Q: Are there any films you have watched recently that have encouraged you to visit the locations they were set in?

I travelled to New York with my girlfriends after watching Sex and the City. We went on the tour and drank Cosmo’s in trendy bars. To create these moments with my close friends was magical and I won’t forget it. It’s these moments you watch in films, that you want to recreate with those you love.

Also, I really want to go to Thailand.  It is a destination that I have seen in many films and I daydream of sunbathing on the idyllic beaches. It has been bumped up to the top of my travel bucket list.

Q: Are there any destinations that you have visited that has surprised you, and weren’t what you had expected?

I went to Berlin to work on a film called St. George’s Day, the city hadn’t been on my radar before, but I was absolutely blown away by the history, the cleanliness of the city, the friendly people and the food! It is an amazing place to visit and explore and I particularly enjoyed seeing the Brandenburg Gate, Reichstag and Fernsehturm. It is all fascinating.

Q: Why do you think so many people are influenced by locations that appear in movies?

Sometimes, us Brit’s don’t like change and prefer to stick with the familiar, which is where films come in handy. They help us develop a sense of familiarity towards a location which then gives us the confidence to go and visit the destination.

Also going on holiday is an escape from the ordinary, just like a movie. So when it is grey and cold outside, we daydream about being whisked away to somewhere beautiful to recreate our own story there.

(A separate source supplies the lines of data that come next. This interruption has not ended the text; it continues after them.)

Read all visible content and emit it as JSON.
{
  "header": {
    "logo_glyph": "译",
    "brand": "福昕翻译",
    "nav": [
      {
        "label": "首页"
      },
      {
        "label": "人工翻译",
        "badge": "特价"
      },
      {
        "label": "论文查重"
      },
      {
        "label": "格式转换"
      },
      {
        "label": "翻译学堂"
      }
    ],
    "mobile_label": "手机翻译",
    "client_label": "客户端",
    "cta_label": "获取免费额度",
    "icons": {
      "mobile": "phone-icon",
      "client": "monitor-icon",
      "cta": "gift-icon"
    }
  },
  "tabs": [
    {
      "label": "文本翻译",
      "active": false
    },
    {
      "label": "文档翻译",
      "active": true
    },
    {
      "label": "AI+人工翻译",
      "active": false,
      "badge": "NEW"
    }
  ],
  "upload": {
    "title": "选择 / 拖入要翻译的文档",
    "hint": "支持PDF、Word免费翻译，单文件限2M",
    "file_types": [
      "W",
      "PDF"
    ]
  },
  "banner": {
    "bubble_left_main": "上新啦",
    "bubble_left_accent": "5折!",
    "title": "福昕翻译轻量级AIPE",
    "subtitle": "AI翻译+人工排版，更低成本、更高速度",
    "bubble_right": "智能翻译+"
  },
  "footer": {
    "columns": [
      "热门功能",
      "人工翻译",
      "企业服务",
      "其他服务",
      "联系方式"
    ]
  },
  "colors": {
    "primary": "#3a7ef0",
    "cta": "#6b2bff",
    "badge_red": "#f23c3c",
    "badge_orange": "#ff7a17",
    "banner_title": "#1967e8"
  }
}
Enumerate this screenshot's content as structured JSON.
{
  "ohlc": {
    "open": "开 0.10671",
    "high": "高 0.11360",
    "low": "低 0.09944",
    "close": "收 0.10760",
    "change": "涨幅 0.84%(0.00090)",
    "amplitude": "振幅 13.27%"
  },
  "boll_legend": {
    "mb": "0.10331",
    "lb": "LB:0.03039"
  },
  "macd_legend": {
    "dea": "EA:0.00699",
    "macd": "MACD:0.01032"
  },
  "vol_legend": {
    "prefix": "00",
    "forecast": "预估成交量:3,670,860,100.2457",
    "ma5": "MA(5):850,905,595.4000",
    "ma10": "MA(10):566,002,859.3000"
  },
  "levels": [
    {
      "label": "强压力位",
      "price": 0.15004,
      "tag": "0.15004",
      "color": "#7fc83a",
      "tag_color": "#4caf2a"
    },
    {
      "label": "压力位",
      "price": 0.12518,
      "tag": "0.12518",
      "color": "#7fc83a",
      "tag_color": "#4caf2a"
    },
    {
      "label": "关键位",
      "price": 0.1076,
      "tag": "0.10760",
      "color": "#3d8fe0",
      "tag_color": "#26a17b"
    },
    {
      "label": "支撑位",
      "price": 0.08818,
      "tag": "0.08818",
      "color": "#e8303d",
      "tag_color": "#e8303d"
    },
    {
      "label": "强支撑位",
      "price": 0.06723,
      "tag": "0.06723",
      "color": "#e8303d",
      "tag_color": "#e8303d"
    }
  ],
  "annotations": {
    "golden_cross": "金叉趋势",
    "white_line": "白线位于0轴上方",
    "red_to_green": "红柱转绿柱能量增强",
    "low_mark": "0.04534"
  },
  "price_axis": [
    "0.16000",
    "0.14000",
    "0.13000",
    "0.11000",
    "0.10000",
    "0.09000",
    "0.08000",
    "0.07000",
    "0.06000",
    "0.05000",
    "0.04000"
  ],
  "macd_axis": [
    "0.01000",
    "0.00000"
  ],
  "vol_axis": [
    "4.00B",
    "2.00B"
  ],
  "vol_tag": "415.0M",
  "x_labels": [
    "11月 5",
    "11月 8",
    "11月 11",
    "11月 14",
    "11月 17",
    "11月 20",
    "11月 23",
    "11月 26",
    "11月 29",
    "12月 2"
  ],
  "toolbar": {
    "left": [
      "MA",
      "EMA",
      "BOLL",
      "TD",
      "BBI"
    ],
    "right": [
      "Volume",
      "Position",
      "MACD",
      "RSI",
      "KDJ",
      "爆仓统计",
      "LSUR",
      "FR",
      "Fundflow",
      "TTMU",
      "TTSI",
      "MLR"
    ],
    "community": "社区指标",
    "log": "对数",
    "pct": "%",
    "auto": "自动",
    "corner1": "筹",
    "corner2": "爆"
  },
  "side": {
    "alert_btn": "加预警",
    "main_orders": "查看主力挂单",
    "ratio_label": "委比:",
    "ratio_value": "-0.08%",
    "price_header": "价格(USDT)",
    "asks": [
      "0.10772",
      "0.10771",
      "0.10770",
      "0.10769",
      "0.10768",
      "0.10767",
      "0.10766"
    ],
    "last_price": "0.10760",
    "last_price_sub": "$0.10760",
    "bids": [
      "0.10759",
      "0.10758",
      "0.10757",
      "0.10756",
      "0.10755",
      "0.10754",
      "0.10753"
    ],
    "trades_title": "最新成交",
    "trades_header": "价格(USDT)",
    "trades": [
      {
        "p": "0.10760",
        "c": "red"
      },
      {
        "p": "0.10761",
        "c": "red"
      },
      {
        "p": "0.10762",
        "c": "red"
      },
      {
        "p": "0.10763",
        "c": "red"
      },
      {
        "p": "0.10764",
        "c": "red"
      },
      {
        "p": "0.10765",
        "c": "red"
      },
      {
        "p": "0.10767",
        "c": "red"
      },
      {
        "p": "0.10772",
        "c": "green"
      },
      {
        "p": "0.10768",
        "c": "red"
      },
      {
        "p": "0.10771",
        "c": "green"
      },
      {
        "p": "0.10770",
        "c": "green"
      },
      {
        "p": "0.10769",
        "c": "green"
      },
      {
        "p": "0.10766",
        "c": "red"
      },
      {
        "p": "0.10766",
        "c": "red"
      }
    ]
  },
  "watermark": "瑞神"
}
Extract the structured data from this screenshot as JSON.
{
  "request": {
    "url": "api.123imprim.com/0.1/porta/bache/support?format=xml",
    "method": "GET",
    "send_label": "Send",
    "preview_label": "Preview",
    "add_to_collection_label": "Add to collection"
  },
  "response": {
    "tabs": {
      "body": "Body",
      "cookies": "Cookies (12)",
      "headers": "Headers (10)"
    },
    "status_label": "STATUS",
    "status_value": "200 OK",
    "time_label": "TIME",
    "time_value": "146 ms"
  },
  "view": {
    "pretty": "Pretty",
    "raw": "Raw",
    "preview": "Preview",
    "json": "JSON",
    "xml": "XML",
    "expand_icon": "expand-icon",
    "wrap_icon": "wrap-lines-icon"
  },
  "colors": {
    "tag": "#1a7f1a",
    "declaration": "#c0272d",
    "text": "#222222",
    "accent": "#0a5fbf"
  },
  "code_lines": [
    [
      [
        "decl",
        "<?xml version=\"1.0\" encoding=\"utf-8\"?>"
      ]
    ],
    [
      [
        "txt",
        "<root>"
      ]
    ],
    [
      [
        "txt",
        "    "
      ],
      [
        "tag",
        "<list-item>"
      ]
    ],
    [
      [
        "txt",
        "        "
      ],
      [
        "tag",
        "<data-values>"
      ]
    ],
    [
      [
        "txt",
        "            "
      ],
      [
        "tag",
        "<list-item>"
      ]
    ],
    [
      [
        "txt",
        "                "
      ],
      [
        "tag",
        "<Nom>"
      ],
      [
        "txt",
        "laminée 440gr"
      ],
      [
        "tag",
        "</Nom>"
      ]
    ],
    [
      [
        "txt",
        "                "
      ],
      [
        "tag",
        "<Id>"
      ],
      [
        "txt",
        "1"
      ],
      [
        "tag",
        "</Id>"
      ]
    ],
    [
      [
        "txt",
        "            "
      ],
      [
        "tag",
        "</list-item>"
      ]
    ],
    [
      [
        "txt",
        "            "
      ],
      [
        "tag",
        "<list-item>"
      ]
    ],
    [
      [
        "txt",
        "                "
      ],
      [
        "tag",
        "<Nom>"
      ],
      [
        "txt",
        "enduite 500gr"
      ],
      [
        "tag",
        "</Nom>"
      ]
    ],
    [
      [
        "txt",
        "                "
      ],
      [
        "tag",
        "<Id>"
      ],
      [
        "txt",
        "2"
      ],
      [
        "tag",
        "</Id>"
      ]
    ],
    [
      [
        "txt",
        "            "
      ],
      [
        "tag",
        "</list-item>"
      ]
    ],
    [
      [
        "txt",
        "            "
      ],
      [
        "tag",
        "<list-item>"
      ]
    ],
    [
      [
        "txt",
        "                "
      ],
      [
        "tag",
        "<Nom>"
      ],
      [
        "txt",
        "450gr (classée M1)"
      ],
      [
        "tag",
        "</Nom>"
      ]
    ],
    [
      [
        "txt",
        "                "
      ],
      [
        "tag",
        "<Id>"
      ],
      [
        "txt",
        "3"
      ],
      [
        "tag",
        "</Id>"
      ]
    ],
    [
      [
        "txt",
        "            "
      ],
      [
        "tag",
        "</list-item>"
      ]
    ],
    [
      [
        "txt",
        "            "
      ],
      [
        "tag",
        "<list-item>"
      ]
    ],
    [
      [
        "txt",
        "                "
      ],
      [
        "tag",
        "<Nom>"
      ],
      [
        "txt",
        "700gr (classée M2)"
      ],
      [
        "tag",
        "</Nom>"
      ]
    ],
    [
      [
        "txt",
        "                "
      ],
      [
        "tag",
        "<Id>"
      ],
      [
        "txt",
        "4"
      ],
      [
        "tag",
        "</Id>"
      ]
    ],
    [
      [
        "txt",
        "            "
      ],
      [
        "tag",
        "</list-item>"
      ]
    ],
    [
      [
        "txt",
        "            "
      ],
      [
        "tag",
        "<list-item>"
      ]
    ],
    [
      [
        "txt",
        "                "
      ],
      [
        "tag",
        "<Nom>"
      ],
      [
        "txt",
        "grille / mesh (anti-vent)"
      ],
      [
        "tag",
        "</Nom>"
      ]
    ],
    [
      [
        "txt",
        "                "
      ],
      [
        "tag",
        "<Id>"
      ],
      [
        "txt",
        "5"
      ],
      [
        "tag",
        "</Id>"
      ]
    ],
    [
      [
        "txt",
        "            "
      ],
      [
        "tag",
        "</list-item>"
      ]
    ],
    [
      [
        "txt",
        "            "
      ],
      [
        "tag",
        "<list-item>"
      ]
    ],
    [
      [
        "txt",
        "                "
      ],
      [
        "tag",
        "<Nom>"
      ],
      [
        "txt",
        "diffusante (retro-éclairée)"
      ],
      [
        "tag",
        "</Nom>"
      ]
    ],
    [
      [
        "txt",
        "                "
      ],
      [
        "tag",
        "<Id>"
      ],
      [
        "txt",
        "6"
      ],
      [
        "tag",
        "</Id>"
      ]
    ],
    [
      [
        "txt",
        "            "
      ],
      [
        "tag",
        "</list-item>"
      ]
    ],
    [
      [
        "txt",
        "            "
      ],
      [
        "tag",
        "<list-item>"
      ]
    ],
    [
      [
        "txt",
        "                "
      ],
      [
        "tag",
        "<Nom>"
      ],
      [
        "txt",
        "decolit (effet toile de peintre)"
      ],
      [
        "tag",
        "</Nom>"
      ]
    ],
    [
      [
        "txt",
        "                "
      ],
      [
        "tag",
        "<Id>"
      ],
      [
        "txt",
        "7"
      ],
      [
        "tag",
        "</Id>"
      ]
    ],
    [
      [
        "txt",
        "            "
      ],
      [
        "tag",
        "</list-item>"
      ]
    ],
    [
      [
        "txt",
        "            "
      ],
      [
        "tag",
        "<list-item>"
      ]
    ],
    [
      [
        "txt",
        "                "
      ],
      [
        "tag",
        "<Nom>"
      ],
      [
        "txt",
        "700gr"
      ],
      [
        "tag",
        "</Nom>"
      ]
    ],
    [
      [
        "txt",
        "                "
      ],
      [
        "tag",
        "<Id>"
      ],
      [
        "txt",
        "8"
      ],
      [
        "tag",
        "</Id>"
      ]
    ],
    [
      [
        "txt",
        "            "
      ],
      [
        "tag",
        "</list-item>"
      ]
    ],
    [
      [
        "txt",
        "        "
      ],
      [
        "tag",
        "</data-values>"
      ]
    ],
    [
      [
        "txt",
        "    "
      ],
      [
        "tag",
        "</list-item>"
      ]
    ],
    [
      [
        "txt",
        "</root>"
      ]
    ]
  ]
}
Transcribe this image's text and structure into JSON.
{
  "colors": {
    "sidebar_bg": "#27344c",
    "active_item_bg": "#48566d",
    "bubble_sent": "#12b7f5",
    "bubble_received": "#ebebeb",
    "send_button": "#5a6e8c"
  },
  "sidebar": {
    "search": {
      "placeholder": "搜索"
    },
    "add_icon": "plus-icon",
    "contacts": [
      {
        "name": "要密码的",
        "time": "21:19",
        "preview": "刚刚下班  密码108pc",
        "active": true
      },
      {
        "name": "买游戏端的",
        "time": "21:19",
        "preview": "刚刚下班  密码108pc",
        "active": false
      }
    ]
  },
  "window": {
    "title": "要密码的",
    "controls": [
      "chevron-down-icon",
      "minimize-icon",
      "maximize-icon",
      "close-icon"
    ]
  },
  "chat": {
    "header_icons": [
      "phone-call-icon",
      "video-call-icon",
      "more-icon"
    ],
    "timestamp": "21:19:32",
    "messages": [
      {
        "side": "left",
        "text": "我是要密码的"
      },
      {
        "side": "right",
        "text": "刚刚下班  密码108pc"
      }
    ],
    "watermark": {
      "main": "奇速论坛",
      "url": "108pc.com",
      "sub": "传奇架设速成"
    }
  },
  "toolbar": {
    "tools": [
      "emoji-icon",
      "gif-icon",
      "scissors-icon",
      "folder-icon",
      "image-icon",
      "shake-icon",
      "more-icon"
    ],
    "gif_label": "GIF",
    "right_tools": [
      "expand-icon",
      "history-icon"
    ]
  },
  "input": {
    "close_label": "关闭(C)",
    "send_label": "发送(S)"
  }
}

When working on a film, Location Managers can spend up to a year researching and looking for the most picturesque destinations. So when viewers are watching a movie, they can be confident that what they see on screen is what they can expect in real life.

And perhaps one of the best parts of visiting a destination from one of your favourite films is when you re-watch a film and you have that proud moment to say, “I’ve been there!”

Taken from here: https://www.travelrepublic.co.uk/blog/an-interview-with-film-location-scout-georgette-turner